Dr Schröder: Sensitive skin 101
At Laponie, all our products are formulated for sensitive skin. In practice this means we spend a huge amount of time researching and testing ingredients, and then slap the products we develop on our own sensitive-skinned faces. But what does sensitive skin mean from a medical point of view? We sat down with MD and dermatology specialist Marika Schröder to find out.
Laponie: How would you define or diagnose sensitive skin from a dermatological perspective?
Marika Schröder: It’s difficult to diagnose and differentiate sensitive skin, as it is both challenging to measure in any way and is also subjective on the patient’s part. The important thing is to rule out skin diseases like rosacea or atopic skin, which need specific care.
L: Have you seen an increase in sensitive skin among your patients? If so, why do you think that is?

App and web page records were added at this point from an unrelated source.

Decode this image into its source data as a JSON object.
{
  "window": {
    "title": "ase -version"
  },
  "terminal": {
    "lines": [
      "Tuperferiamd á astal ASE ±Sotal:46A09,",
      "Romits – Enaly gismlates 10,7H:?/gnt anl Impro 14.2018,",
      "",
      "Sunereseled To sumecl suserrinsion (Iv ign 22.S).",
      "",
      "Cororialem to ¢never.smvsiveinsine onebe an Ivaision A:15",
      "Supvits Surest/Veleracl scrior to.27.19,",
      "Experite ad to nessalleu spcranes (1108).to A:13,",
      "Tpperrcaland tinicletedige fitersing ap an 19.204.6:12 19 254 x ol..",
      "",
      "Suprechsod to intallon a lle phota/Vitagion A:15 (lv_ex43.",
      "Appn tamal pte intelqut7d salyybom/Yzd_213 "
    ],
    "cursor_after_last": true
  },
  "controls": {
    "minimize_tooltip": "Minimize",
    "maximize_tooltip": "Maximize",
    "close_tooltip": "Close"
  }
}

MS: As said, there is no set definition or diagnosis for sensitive skin, so there is no certain way to know whether or not there is an increase. However, as around 70% of people globally at some point feel they have sensitive skin, it’s not only a matter of how we perceive our skin. Varying weather and strong UV-radiation have an impact on skin, and four distinct seasons can really be heavy on e.g. rosacea. Processed foods, stress and the different chemicals we are exposed to also affect skin. We might also be more prone to trying out different products than before and in a jungle of creams and treatments the consumer may not always make the right choice.

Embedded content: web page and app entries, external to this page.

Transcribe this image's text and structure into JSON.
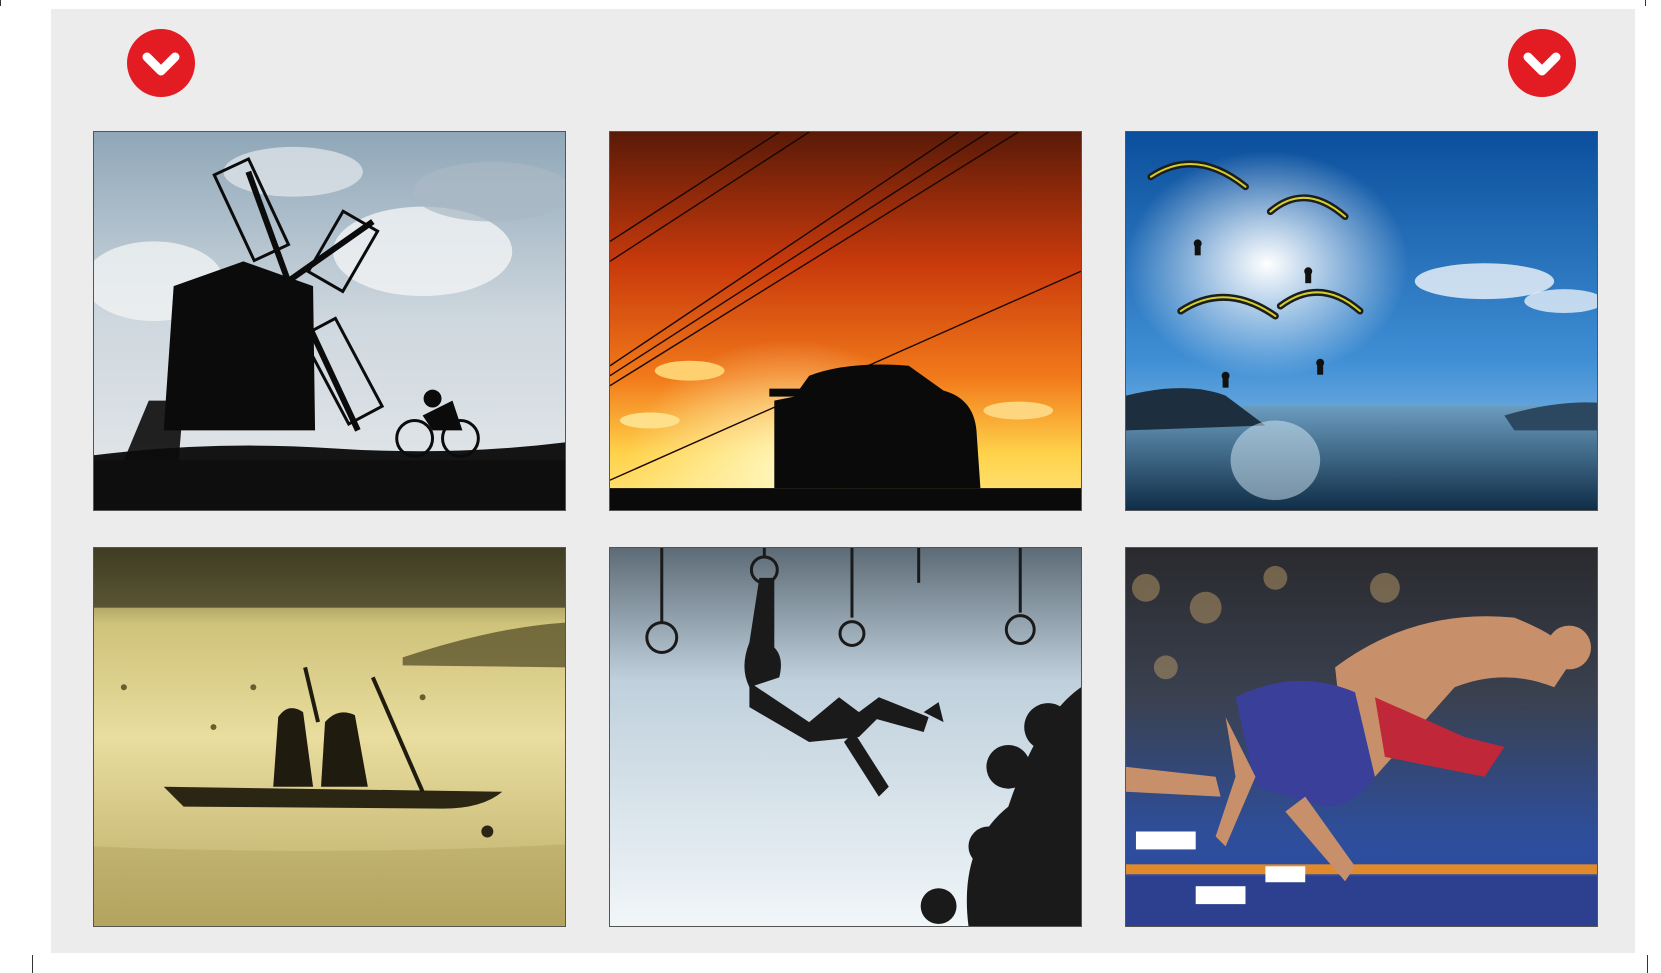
{
  "colors": {
    "accent": "#e31b23",
    "panel_bg": "#ececec"
  },
  "navigation": {
    "left_icon": "chevron-down-icon",
    "right_icon": "chevron-down-icon"
  },
  "photos": [
    {
      "subject": "windmill-cyclist-silhouette"
    },
    {
      "subject": "rally-car-sunset-silhouette"
    },
    {
      "subject": "paragliders-over-lake"
    },
    {
      "subject": "canoe-pair-misty-lake"
    },
    {
      "subject": "athlete-on-rings-silhouette"
    },
    {
      "subject": "wrestlers-throw"
    }
  ]
}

L: How is sensitivity and allergy to cosmetic ingredients diagnosed?
MS: Contact allergy is often diagnosed through so-called epicutaneous testing, also known as patch testing. This is a method used to determine whether a specific substance causes a delayed allergic reaction on the patient's skin. A patch or plaster containing the suspected substance is applied to the skin and after 48 hours the first reaction is assessed.
L: How should one care for sensitive skin?
MS: My advice for those with sensitive skin when choosing skincare products is to avoid irritants such as alcohol and certain preservatives, and strive for a minimal skincare routine. Suitable sunscreen is also important.
Marika Schröder (MD, PhD) is a Finnish specialist in dermatology with years of experience diagnosing and treating skin cancer and skin diseases, working both surgically and with laser. She is interested in aesthetic skin procedures and has in-depth knowledge of new treatment forms for acne and rosacea. Dr Schröder heads the Skin and Aesthetics Division at Pihlajalinna Hospital, one of Finland’s leading providers of social and healthcare services.